The city council meeting of October 15 was used to set two public hearings, extend several contracts, approve purchase agreements, give away a tax break to a developer, and donate 250,000 dollars to the revitalization of the Asia Pacific Cultural Center in South/Central Tacoma.
The first proclamation of the meeting was to proclaim October 17 as Conflict Resolution Day, in honor of the Center for Dialog and Resolution. The Center for Dialog and Resolution, also known as the Pierce County Center for Dispute Resolution is a Tacoma based non-profit that trains and supplies a corps of volunteer mediators to help in civil court, aid out of court settlements, or just generally settle disputes for a sliding scale fee. It’s a pretty unique service and non-profit in Tacoma, and the city has previously contracted them to help resolve issues around Citizen’s Forum.
The next proclamation declared October 19 as Orca Recovery Day, in recognition of the struggling South Sound Orca population. A member of the Pierce Conservation District accepted the award, a non-profit which councilmember Ryan Mello is the executive director.
The next proclamation declared October as Domestic Violence Awareness Month, and representatives from several community groups such as the YWCA were in the audience to witness this.
The final proclamation declared October also as National Disability Employment Awareness Month. Two community members accepted this proclamation, and Councilmember Blocker shared his story about his diagnosis with ocular degeneration, and mentioned that only ten percent of visually impaired people are employed. He proudly stated that visually impaired people are very capable and can go on to serve on city council or as Lieutenant Governor like our current Lt. Governor Cyrus Habib.
Next two public hearings were set, which tends to be done for large issues/votes. The first was for the Ad Valorem and Emergency Services tax levies for 2020, an issue I admittedly know nothing about. The next is an issue I’ve been watching like a hawk, which is the city’s attempt to declare our publicly owned municipal broadband Click! Network as surplus. The city is attempting to privatize the network by selling to Rainier Connect, a semi local company. The outright sale was stopped by a legal challenge, with a judge ruling that any sale would have to run through a vote of the people. The city is seeking to subvert the democratic process and declare the entire network as a surplus that can be easily sold.
The next three items were purchase resolutions, one for tire services, one for an electronic patient care reporting system, and the other for waste system improvements.

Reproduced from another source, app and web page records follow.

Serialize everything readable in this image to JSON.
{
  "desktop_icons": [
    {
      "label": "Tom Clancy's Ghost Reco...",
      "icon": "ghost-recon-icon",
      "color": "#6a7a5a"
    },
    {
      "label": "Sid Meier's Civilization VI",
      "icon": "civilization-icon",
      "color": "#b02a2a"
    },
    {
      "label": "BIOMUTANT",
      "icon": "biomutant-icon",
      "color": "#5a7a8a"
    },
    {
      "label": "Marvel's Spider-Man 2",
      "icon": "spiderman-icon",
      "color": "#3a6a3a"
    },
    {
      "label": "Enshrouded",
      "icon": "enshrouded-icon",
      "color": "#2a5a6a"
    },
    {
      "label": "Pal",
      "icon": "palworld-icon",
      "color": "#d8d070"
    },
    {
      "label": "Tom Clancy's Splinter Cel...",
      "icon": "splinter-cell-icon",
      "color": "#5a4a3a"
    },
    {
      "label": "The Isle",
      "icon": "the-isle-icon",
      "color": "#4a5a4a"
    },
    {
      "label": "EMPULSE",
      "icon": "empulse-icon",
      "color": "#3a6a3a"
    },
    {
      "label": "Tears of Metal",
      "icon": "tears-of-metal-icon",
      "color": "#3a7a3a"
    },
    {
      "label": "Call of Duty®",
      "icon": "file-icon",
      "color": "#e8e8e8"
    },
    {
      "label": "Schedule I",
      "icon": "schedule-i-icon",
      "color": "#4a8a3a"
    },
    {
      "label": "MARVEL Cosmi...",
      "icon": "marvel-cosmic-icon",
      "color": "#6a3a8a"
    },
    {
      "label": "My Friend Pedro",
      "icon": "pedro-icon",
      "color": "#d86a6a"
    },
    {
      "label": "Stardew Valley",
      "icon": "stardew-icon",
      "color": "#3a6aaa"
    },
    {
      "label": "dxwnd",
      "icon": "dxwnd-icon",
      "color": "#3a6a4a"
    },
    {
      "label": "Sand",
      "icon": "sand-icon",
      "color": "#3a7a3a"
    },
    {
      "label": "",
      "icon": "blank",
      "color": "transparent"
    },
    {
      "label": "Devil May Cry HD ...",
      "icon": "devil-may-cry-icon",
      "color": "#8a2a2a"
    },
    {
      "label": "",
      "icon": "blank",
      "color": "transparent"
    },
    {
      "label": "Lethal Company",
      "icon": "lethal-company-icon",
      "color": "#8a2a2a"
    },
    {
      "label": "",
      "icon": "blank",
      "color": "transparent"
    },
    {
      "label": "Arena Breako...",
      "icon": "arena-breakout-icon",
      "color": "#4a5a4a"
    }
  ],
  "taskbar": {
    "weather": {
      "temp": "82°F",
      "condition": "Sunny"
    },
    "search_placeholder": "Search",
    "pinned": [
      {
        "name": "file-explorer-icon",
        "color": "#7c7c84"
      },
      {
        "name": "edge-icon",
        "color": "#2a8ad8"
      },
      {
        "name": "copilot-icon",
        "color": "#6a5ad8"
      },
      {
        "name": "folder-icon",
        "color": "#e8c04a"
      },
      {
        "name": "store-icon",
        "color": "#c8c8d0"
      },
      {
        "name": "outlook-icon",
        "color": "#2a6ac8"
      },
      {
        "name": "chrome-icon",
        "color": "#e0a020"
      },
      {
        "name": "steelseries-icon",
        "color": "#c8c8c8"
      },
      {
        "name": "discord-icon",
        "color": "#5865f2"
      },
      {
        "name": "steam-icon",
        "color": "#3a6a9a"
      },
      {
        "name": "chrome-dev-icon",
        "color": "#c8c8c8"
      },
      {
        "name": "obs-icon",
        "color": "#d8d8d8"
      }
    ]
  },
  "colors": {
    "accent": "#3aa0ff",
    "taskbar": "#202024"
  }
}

There were two first readings of ordinances tonight pertaining to city bonds and budgets, another topic that isn’t talked about enough. The ordinances ultimately saved the city money through refinancing and seemed like the product of hard-working city staff. The council has no questions and it seems like a no-brainer to pass, but it was nice to see staff helping save the city some money.
The first resolution on the docket appropriated 250 thousand dollars from the general budget to the Asia Pacific Cultural Center for a full rebuilding project. The center is seeking to raise a lot of capital to improve the cultural center, and even make it multiple stories adding units of affordable senior housing above the center. The new building will fit the dimensions of the current one so no green space will be lost.
The last resolution of note was an execution of the multi-family tax exemption for a housing development. This exemption gives away 12 years of taxes to the developer, for a building of 12 market rate and “affordable” units. Affordable units are determined as eighty percent of the area median income of Pierce County, meaning that they are designed for someone making 64 thousand dollars a year to pay a third of their monthly income. In the area this was built in South Tacoma, this actually meant that the affordable units rented for more than the market rate units.
This particular exemption was unusual because developers typically apply for it prior to construction, and this developer was already halfway through. The approval of this to me was silly on the city’s part, because this developer was going to build this no matter what, and would likely have charged similar rent. One councilmember argued that the exemption agreement locked the developer into certain prices for the duration, but that potential benefit came at the cost of lost revenue to our schools, roads, and emergency first responders. City staff presenting on this said the developer initially called the wrong person about the exemption, and feeling bad for him they discovered that there was no law saying the agreement couldn’t be executed after construction. If only our city showed such compassion to its low income and homeless residents, but instead they do for wealthy developers.
That’s all for this time, for those of you interested in city government at UWT feel free to contact me at firstname.lastname@example.org Council agenda, minutes, and recordings: https://cityoftacoma.legistar.com/DepartmentDetail.aspx?ID=22566&GUID=F23EE68E-8E57-4BEC-8601-B969C461E3B3&R=8b32d8c2-d42b-4f41-a78b-413ef88fee15